23-Year-Old Rushed to Hospital After Apple Watch Heart Monitor ‘Went Nuts’
The user, ClockworkWVVII, posted a story to Reddit over the weekend under the title “My Apple Watch just saved my life.” As the Redditor noted, they were simply laying in bed and watching TV when their Apple Watch alerted them to an irregular heart rhythm; specifically a heart rate that was “stupid fast.”
The Redditor called emergency services. But when paramedics arrived, they apparently found the user “in serious trouble.”
“Body went into shock, got rushed to the hospital in a stretcher, and got taken into trauma,” the Redditor said.
Reportedly, the user was suffering tachycardia and they passed out on the way to the hospital. Doctors conducted tests — including an ECG — and noted that while all chambers of their heart were beating normally, they were doing so abnormally fast.
A cardiologist later specified that the user has supraventricular tachycardia, or SVT. That’s defined as a condition in which a heart beats at more than 100 beats per minute, though it’s a broad term that can include many forms of heart rhythm problems.
The user was later discharged from the hospital, but needed to return for later testing and monitoring.
It’s especially notable because the rapid onset of symptoms. As ClockworkWVVII noted, they were feeling totally fine, but shortly after the heart rate alerts, “BAM, everything (went) nuts.”
“Thank you Apple for making an amazing accessory and tool that helps people stay not dead,” the Redditor concluded.
This is far from the first time that someone has credited the Apple Watch with helping to save their life. In fact, at this point, the wearable has an established reputation for alerting users to potentially dangerous and previously unknown medical conditions or allowing them to quickly contact first responders in an emergency.
Apple’s chief wearable has several different health- and safety-related sensors and features, including a heart sensor that can detect irregular heart rhythms. The latest product in the lineup, the Apple Watch Series 4, also has a built-in electrocardiogram (ECG) and automatic fall detection.
While the Apple Watch is arguably the flagship of Apple’s health ambitions, it’s only a single part of a much broader and “clear” strategy, according to a recent investors note penned by Morgan Stanley analysts.
Other parts of that strategy include developer tools like ResearchKit and CareKit, the iOS Health app, and ongoing development and research in the health sector.

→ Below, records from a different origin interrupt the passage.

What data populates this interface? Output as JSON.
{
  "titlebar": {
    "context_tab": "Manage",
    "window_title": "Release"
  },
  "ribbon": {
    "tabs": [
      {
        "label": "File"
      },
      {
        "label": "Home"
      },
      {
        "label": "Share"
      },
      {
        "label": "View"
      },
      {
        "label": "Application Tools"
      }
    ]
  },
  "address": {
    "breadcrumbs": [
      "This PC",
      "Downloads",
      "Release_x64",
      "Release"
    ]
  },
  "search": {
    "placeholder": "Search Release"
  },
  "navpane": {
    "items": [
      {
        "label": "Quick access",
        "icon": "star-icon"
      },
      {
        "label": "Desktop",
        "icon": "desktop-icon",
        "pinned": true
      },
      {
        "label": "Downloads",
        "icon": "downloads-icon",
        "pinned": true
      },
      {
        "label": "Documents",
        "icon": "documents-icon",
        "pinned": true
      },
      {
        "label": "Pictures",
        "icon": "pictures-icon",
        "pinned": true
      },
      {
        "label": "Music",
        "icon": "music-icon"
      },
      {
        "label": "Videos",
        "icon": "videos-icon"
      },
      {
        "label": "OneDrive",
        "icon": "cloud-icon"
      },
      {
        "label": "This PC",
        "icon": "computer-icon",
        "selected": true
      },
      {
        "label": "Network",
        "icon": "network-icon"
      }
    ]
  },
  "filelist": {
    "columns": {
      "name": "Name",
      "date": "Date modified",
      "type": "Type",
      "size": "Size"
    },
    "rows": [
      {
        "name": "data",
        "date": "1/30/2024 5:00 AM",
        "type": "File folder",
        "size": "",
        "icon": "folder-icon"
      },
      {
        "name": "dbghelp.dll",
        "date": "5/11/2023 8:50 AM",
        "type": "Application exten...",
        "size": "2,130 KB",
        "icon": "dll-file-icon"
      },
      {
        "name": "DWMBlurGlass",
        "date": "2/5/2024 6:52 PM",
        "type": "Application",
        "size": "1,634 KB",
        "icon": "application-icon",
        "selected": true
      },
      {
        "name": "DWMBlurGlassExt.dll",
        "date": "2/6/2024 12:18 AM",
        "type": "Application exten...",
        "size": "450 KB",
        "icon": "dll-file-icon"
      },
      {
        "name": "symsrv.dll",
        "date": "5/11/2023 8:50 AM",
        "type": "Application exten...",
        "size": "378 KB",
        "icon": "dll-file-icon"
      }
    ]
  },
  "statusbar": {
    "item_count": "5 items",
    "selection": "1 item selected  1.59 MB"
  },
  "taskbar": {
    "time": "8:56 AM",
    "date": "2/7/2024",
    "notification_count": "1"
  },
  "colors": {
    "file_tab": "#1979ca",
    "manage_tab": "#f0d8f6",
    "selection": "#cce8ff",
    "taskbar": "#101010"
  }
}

The broader goal is a health ecosystem that “puts the consumer at the center.”
Taking this into consideration with Apple’s increasing push into the services market, the Morgan Stanley analysts forecast that Apple has a prime opportunity to “lead digital disruption — much like what iTunes did for music or the App Store did for mobile services.”